Cigar Review: Gran Habano Azteca
So a few weeks ago on Twitter the person who handles the account for Gran Habano Cigars reached out to me and asked if I would like to be on a tasting panel for the pre-release of the Azteca which is their new Maduro. Having liked the cigars produced by them in the past I jumped on board. I smoked one the day they arrived and this is the 3rd one I am smoking. The good news is that I have been reaching for these cigars not letting them sit and dreading reviewing them.
The following is the information that Gran Habano sent out to retailers, “From the Americas to your palate comes the Gran Habano Azteca. Nestled in the San Andres valley of Vera Cruz Mexico, kissed by the sun, lays the oily goodness of the Double Maduro wrapper and binder that forms the body of the Azteca. Continuing our journey further south to round out this taste explosion of richness are the countries of Panama and Nicaragua, who proudly supplied this cigar with its smooth burning fillers. As fierce as an Aztec warrior is the flavor of this complex cigar. So if you fancy a tasty journey down Mexico way, and have an itch for the exotic tobaccos of Central America, then light up this globetrotting stick today!”
Cigar: Gran Habano Azteca
Size: 6 x 54 (Toro)
Wrapper: Mexico (San Andres Maduro)
Binder: Mexico (San Andres)
Filler: Panama & Nicaragua
Appearance and Construction (18/20): Being that this product is not yet out the samples I have received are without a band. The wrapper of the cigar is sweating oils and to me that is always a sign of good things to come. There are very few veins present and this well packed cigar is rolled exquisitely right down to its perfectly placed flat cap. The foot of the cigar has a slight sponginess to it and looks well packed with a nice bunching.
Flavor & Notes (27/30): The foot of the cigar offers a distinct note that I associate with the Rico family. While it is chocolate-esque it has something else added to it that I just label as a Rico trademark. The draw has a sweetness to it that reminds me of apricot nectar. Once lit the cigar reminds me of a classic Maduro. The first third offers notes of chocolate and wood with some spice through the nose. As we get near the second third of the cigar there is a faint sweetness remaining but the dominant notes here is leather and a mild spice. The final third of the cigar the notes of chocolate return with some spices and some coffee thrown in on the finish.
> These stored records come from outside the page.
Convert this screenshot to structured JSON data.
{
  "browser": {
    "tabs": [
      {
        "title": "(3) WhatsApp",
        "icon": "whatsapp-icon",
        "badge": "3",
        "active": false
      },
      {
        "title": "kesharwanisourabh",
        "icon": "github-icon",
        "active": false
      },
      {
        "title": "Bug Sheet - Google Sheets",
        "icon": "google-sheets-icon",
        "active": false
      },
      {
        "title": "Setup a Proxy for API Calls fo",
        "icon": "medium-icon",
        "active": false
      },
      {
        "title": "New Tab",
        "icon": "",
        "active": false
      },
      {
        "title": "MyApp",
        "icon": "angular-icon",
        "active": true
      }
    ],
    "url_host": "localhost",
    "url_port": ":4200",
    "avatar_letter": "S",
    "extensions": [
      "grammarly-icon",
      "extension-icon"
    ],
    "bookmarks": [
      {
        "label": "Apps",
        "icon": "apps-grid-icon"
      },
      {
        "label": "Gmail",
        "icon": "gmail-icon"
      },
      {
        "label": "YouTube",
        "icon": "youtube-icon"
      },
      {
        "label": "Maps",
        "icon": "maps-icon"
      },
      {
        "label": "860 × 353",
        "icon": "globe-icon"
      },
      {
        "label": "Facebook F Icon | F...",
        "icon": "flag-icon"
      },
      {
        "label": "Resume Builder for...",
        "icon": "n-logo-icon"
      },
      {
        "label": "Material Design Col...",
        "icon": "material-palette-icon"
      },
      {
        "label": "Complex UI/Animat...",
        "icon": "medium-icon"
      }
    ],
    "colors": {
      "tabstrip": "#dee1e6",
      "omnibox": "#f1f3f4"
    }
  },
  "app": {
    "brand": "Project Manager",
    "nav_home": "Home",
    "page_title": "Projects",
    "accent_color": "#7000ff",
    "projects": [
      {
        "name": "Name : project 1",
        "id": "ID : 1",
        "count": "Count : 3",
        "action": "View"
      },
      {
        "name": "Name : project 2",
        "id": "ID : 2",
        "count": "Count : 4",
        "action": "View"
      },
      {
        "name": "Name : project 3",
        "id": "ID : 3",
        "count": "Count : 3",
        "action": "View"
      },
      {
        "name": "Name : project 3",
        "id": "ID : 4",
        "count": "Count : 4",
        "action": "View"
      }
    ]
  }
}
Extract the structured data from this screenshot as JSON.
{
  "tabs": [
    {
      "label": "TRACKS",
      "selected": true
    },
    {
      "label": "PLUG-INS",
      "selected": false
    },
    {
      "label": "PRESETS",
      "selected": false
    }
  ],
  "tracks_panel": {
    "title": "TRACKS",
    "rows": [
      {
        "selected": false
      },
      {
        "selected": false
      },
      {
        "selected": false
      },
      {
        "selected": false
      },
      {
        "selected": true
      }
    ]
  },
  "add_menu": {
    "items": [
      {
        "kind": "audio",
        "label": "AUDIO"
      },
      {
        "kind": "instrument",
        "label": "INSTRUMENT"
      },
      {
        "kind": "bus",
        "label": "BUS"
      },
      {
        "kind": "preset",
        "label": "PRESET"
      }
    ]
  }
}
Smoking Characteristics (23/25): I had a case of butterfingers when I lit this cigar. I dropped it and and my heavy crystal ashtray landed right on top of it. The wrapper didn’t even suffer a blemish. The medium color ash was very strong where I only ashed twice during the 5+ inches that I smoked. The draw was a little bit tough during the lighting process but it opened right up as I smoked it. The burn line was slightly jagged but never once showed signs of getting out of control. Lastly, there was a lot of volume when it came to the smoke which is something I like in a cigar.
Overall (22/25): I am not really a fan of Mexican tobacco. For me I identify the tobacco with Te-Amo which I know is unfair. So needless to say I was shocked that I have enjoyed these samples as much as I did. The cigar isn’t a strong knock you on your ass cigar that Maduro smokes have become lately. Instead this is a throwback of sorts to what a Maduro should be. For that I give props to Gran Habano cigars for having the courage not to succumb to the trend that has over-taken the Maduro market.
Disclaimer: This cigar may or may not be the finished product. Gran Habano Cigars may tweak it a bit based upon feedback others provide. If all positive, the cigar should be out in April or May.